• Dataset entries
________________________________________

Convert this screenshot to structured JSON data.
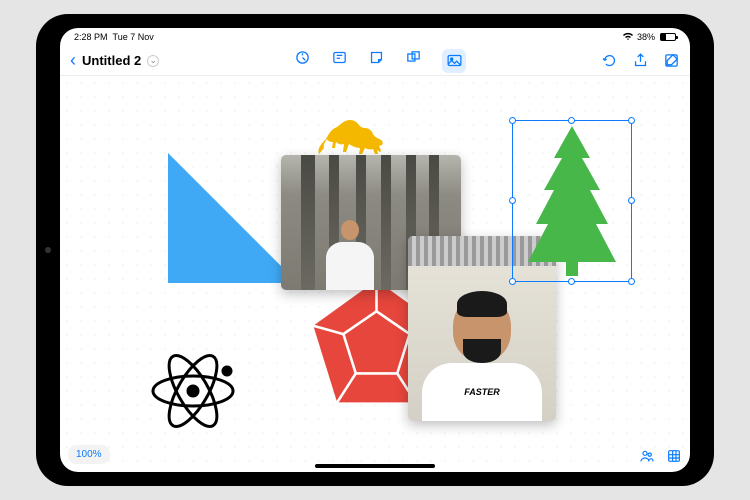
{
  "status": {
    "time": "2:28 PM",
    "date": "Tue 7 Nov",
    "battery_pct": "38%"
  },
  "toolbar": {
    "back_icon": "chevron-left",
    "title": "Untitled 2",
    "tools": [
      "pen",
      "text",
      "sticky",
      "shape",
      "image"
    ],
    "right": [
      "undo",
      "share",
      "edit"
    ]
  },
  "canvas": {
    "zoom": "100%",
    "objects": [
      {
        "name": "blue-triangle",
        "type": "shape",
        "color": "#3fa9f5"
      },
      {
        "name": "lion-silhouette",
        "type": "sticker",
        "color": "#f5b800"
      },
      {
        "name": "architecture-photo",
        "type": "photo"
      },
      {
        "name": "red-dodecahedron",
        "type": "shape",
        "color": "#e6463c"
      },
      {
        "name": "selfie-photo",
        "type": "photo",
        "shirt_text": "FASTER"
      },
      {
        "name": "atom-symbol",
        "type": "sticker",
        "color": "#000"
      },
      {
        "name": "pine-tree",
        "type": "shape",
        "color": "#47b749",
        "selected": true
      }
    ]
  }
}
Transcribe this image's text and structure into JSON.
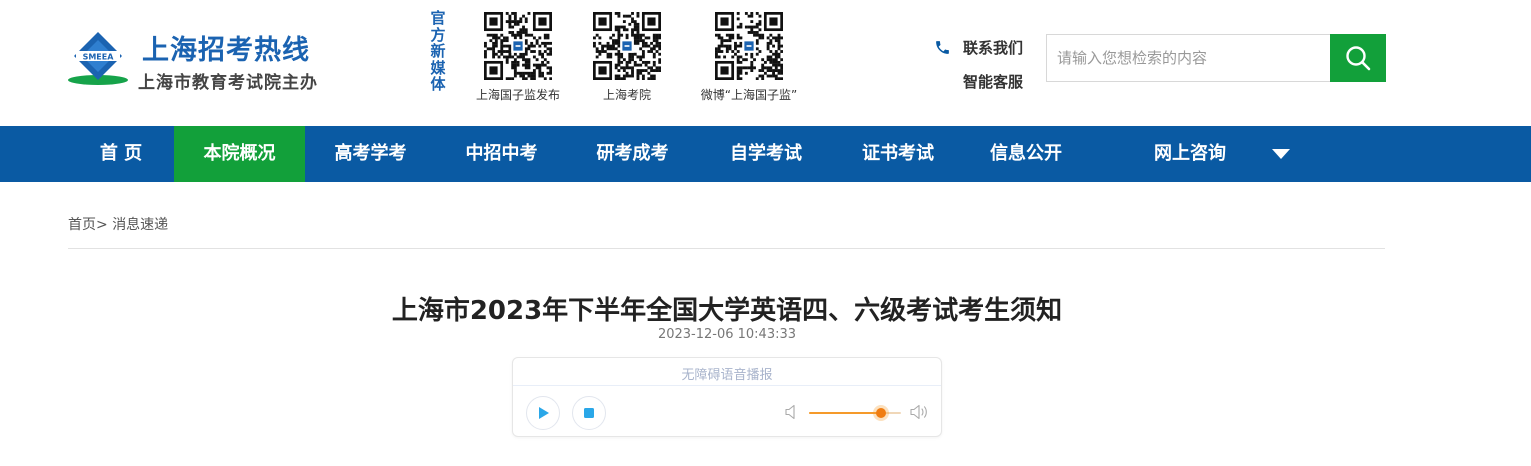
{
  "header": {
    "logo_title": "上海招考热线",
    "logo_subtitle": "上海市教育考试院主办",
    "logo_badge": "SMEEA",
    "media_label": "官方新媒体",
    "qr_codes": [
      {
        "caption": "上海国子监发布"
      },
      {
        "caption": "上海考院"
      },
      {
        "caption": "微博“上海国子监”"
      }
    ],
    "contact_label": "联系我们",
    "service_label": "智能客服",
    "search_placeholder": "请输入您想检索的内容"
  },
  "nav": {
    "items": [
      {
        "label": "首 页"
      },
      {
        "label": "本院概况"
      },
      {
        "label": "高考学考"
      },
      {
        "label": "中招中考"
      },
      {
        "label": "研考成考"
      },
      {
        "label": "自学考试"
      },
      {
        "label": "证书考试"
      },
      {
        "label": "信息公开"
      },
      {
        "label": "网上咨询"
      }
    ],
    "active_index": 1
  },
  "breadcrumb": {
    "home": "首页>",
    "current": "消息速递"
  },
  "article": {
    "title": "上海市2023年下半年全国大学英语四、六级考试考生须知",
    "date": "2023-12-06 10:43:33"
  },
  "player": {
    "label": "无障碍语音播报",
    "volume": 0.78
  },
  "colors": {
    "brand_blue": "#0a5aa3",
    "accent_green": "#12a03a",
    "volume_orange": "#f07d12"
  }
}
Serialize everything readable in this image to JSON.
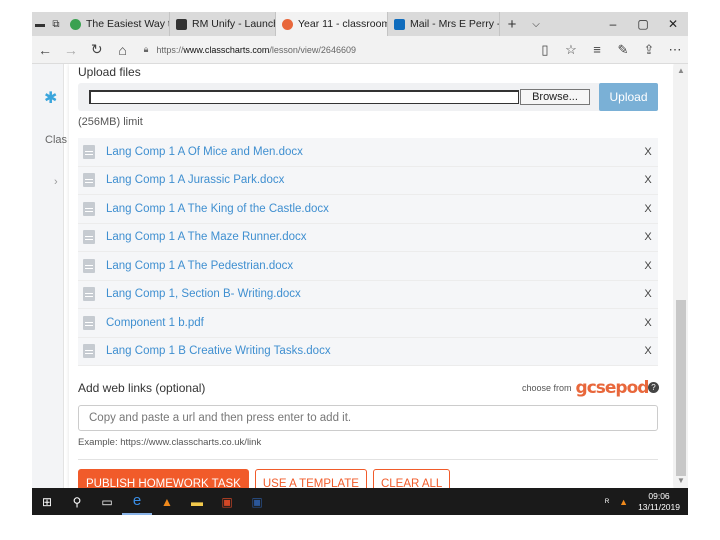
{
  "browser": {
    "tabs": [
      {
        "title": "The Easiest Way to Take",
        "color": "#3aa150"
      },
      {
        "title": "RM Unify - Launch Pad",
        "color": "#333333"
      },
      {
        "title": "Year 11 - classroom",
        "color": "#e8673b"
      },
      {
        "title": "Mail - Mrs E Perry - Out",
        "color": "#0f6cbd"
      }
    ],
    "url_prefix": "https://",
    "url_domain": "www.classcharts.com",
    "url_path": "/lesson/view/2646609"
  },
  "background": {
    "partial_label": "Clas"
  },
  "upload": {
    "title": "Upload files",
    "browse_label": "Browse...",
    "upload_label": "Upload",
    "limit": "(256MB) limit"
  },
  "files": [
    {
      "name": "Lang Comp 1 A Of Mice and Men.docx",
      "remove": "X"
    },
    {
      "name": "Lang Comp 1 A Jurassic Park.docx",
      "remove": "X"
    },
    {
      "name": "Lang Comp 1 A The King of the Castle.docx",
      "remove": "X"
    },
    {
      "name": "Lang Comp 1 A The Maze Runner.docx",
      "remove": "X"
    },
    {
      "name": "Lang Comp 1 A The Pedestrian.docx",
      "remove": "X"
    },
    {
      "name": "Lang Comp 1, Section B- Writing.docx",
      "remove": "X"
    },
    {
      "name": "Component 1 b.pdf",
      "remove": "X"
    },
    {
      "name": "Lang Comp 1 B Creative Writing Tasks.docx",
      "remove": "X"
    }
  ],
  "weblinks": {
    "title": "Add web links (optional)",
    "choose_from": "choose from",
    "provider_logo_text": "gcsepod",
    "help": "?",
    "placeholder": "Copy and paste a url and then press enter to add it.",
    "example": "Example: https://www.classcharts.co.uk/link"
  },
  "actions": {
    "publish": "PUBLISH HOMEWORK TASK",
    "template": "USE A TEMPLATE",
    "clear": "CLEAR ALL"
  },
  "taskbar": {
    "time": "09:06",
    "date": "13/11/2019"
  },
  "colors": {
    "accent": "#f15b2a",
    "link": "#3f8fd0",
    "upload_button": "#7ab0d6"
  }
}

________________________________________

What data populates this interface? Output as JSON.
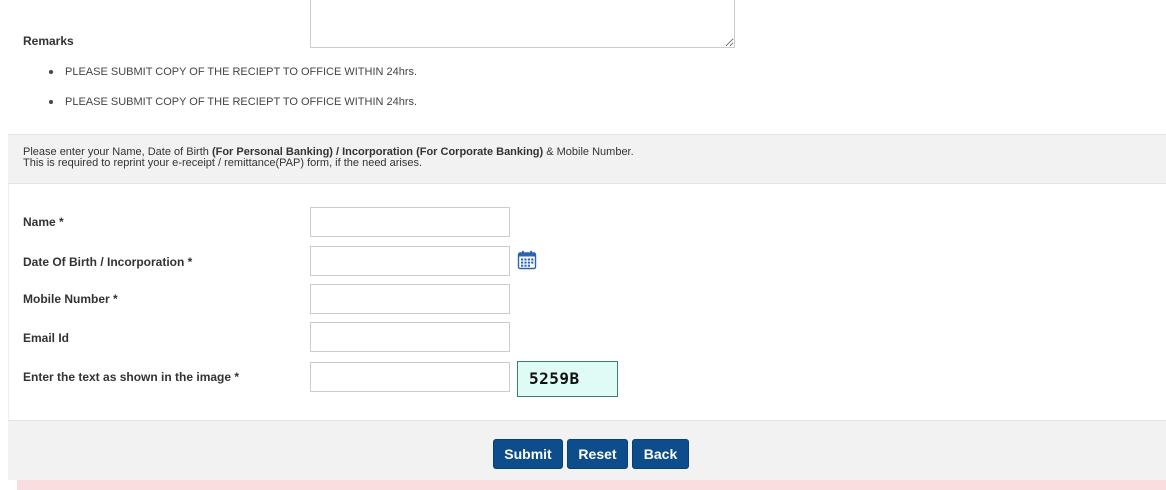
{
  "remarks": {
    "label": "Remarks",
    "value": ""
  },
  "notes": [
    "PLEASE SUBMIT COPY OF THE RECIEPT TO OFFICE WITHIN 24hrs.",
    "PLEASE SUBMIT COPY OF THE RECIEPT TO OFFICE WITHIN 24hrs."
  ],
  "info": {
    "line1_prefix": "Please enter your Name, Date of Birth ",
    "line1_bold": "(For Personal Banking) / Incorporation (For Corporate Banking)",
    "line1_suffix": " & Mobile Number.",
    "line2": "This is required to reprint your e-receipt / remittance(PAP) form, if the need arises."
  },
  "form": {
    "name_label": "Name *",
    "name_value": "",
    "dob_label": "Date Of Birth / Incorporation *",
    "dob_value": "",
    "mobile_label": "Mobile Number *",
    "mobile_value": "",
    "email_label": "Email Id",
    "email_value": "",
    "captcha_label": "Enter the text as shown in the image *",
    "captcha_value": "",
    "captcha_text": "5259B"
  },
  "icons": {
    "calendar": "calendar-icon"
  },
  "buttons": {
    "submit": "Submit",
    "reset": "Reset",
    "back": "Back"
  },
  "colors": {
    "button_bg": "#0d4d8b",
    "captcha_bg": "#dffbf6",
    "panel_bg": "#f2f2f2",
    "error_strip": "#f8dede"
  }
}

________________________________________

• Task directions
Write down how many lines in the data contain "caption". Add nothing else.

• Solution for this exercise
3